> _Description of the task_
Every line in the records below with the string "share" needs to be copied out.

> _Exercise data_
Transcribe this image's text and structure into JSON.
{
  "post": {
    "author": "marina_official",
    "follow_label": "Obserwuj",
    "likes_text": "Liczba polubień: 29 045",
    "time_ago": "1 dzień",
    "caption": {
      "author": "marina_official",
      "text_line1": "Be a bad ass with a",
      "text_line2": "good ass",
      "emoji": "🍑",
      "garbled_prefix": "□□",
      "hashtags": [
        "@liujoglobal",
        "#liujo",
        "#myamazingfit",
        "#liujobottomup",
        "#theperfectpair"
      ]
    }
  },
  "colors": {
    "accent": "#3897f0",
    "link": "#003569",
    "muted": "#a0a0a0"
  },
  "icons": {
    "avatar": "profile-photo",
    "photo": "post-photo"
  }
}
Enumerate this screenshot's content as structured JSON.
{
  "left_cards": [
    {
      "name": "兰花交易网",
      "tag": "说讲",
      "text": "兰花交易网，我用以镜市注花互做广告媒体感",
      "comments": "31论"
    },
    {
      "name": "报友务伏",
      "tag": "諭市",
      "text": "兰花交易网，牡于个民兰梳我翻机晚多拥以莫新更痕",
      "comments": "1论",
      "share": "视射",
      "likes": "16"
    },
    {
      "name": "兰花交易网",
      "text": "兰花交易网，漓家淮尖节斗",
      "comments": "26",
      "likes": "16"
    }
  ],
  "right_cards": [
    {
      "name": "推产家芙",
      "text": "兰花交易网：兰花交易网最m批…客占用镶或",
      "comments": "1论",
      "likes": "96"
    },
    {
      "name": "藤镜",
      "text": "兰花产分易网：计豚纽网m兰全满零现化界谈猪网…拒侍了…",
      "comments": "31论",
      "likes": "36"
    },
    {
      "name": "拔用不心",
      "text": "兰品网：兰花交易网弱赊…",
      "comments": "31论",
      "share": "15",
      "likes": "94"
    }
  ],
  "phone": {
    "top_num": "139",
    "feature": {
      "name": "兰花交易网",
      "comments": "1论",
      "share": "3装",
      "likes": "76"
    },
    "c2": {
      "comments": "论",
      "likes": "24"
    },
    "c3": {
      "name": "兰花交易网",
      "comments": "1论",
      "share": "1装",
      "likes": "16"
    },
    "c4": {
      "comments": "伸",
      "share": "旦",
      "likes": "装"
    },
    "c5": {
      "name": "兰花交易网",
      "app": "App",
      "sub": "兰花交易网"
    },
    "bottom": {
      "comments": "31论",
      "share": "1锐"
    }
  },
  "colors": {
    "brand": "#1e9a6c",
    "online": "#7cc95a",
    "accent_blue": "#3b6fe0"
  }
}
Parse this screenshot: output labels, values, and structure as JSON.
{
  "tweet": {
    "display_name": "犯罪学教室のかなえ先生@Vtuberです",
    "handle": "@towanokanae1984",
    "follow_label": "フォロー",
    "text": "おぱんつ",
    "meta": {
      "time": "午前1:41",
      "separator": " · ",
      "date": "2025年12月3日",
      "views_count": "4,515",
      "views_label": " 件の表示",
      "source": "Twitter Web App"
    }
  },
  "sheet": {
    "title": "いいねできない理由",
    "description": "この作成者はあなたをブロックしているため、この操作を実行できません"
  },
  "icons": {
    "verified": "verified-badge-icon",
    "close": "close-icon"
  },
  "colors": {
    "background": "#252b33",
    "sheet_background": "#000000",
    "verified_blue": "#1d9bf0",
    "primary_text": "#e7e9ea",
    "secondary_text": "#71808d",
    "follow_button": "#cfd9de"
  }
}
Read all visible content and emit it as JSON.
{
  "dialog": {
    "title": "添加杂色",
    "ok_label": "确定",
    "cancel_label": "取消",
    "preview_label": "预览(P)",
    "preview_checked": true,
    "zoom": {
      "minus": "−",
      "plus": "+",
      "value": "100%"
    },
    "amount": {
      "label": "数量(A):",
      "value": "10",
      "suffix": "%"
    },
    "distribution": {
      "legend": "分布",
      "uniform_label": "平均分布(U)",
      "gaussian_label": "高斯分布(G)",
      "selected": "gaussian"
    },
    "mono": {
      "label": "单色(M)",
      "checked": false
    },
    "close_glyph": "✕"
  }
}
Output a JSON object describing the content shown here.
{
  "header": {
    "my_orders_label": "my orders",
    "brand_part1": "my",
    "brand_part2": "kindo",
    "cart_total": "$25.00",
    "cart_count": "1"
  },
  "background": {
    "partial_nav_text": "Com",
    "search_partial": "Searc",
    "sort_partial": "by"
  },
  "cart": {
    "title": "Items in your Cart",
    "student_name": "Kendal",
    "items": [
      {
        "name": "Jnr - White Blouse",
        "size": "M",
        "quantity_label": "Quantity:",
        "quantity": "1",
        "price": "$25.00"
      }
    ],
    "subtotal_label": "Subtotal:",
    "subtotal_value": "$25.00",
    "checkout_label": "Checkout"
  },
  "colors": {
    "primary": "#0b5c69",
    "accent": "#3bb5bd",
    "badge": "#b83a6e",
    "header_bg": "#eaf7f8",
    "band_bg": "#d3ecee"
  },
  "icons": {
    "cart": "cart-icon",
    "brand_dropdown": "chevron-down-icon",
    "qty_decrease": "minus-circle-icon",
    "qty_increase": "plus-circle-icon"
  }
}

> _Task output_
      "share": "视射",
      "share": "15",
      "share": "3装",
      "share": "1装",
      "share": "旦",
      "share": "1锐"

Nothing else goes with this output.